### TASK INSTRUCTIONS
Determine the count of lines in the data below that include the word "account", and give nothing besides it.

### PROVIDED MATERIAL

====================

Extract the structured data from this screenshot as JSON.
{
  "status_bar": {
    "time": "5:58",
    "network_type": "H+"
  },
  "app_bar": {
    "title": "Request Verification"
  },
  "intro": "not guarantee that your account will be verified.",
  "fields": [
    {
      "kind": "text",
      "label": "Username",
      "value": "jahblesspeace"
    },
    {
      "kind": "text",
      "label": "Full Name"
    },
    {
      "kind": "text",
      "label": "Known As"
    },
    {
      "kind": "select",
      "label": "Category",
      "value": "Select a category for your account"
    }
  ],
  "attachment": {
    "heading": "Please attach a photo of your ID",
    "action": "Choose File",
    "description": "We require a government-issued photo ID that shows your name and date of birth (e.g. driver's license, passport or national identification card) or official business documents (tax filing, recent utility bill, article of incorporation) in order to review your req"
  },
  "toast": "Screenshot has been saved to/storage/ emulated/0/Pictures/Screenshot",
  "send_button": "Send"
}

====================

### EXERCISE RESULT
2